_____________________________

Previous Posts:

  • Sept. 30 — How Bad Have Things Gotten inside Venezuela?
  • Sept. 16 — Whatever Happened to the Greed (when Chavez engages in it)?
  • July 18 — Venezuela: This Is Why Early Assessments of Political Leaders are Important
  • July 13 — Citgo’s US Retrenchment: Strategic Reaction by Hugo Chavez, or a Strictly Business Decision?
  • May 16 — The Hugo Chavez Gas Price Hike?
  • April 29, 2006 — When Is Someone Going to Criticize Venezuela’s Oil Greed?
  • Sept. 18, 2005 — Quote of the Day on Venezuela
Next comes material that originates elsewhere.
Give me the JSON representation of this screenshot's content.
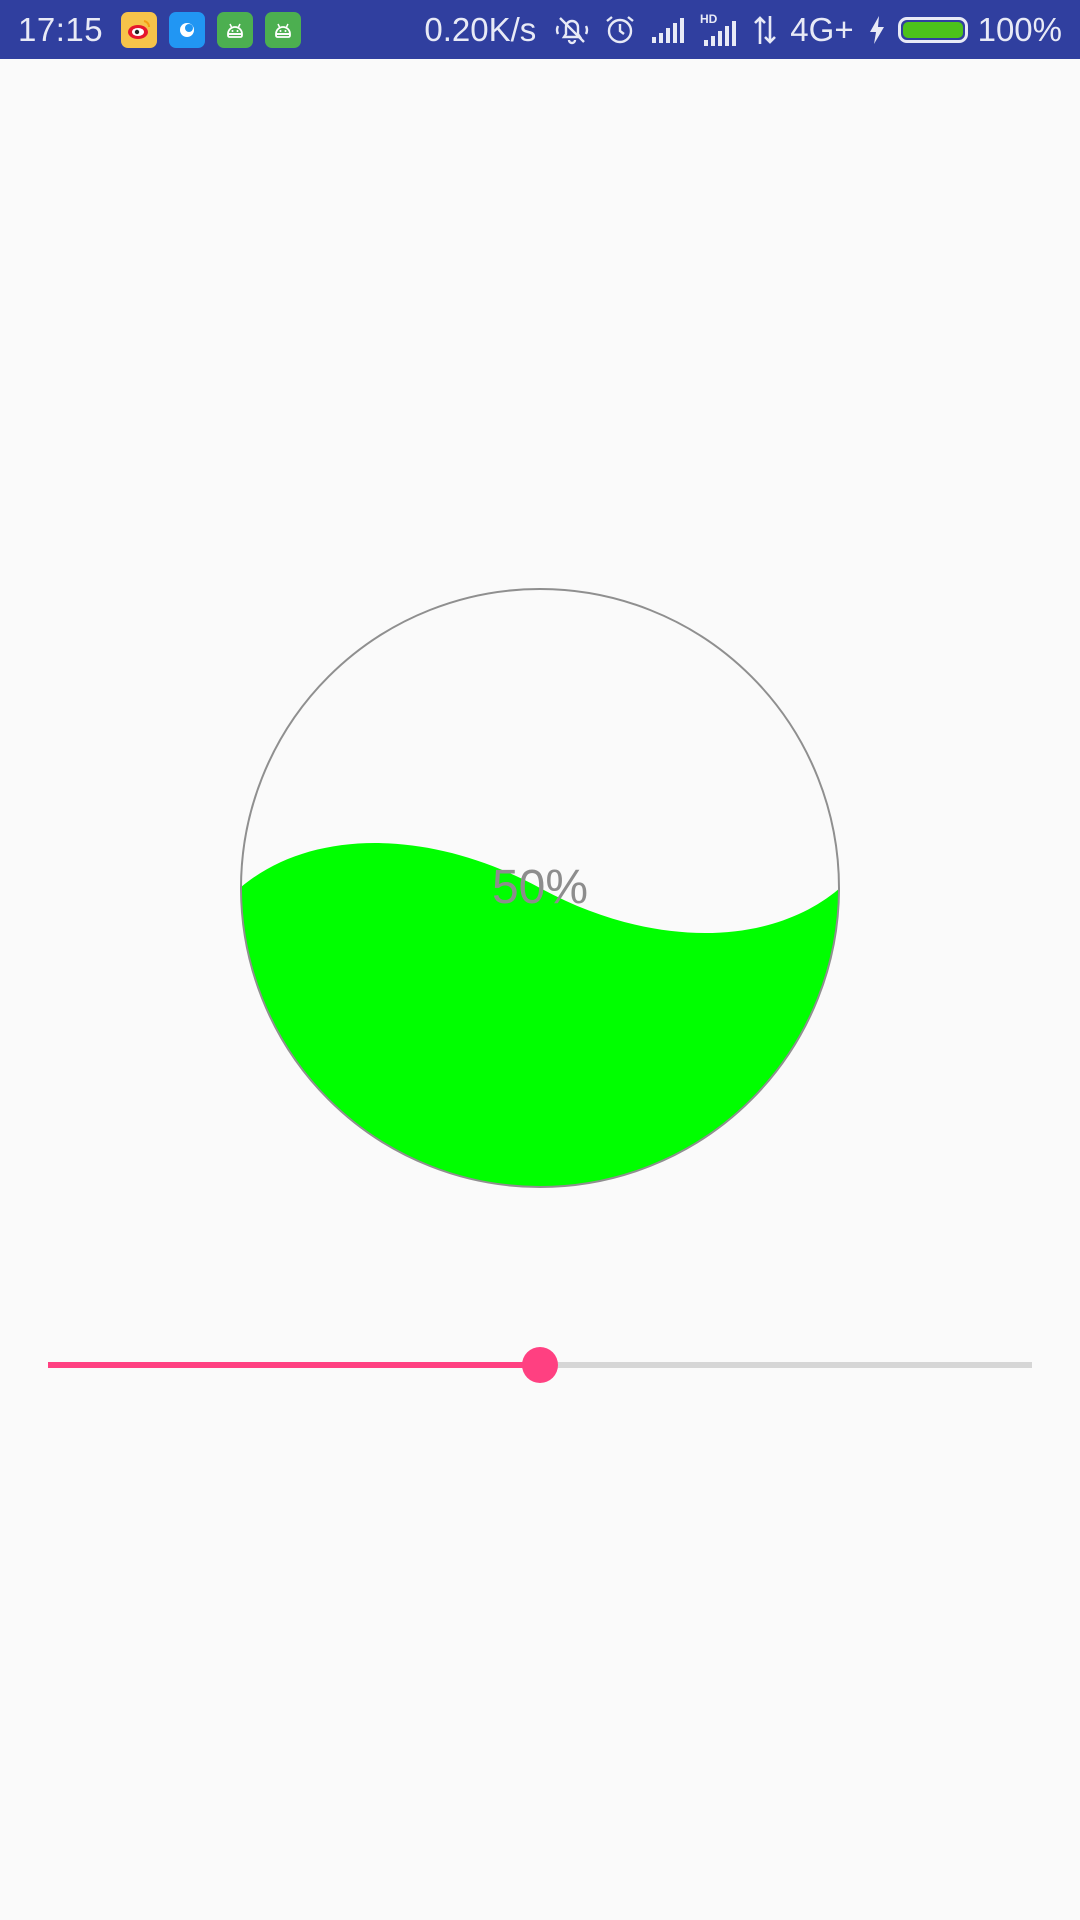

Positivity: Comair Survivor out of Hospital

Filed under: Positivity — Tom @ 6:01 am

A bit of very good news came out of a horrible tragedy a week ago:

Wednesday, October 4, 2006

LEXINGTON – The lone survivor of the airliner crash at Lexington’s airport that killed 49 people was released from a hospital Tuesday to begin several weeks of rehabilitation.

James Polehinke, co-pilot of Comair Flight 5191, had been at the University of Kentucky Hospital since the Aug. 27 crash at Blue Grass Airport.

University spokesman Jay Blanton said the family asked that he not release Polehinke’s condition or the location of his rehabilitation.

Earlier Tuesday, in a phone interview with The Associated Press, Polehinke’s mother, Honey Jackson, said she thought it was too soon for him to be released but that he was eager to leave the hospital.

“I want my son to walk out of Kentucky,” Jackson said. “I don’t want him in a wheelchair. Got to stay strong. Got to believe in miracles.”

Polehinke was at the controls of Comair Flight 5191 when the plane headed down a too-short runway and crashed into nearby farmland shortly after takeoff.

Polehinke was pulled from the wreckage, but all 49 others aboard the regional airliner died. He has undergone surgeries to amputate his left leg, stabilize his spine and repair other injuries. Doctors also say he has experienced some brain damage, which is causing memory loss.

Jackson said Polehinke has no memory of the crash or the day before. The National Transportation Safety Board, which is investigating the crash, hasn’t spoke with him, Jackson said.

“My son is not ready to speak with anybody,” Jackson said. “He’s been through hell. He’s still going through hell.”

According to federal investigators, the flight’s captain, Jeffrey Clay, taxied onto a runway that was too short before Polehinke attempted to get the plane airborne.

Polehinke had a clean record as a pilot, with no accidents or mistakes, authorities said.

….. Polehinke, who experienced severe burns and a fractured right leg and foot in addition to the amputated leg, is extremely lucky to be alive and knows it, Jackson said.

“He’s an absolute miracle,” she said. “I think he’s going to go down in the medical history books.”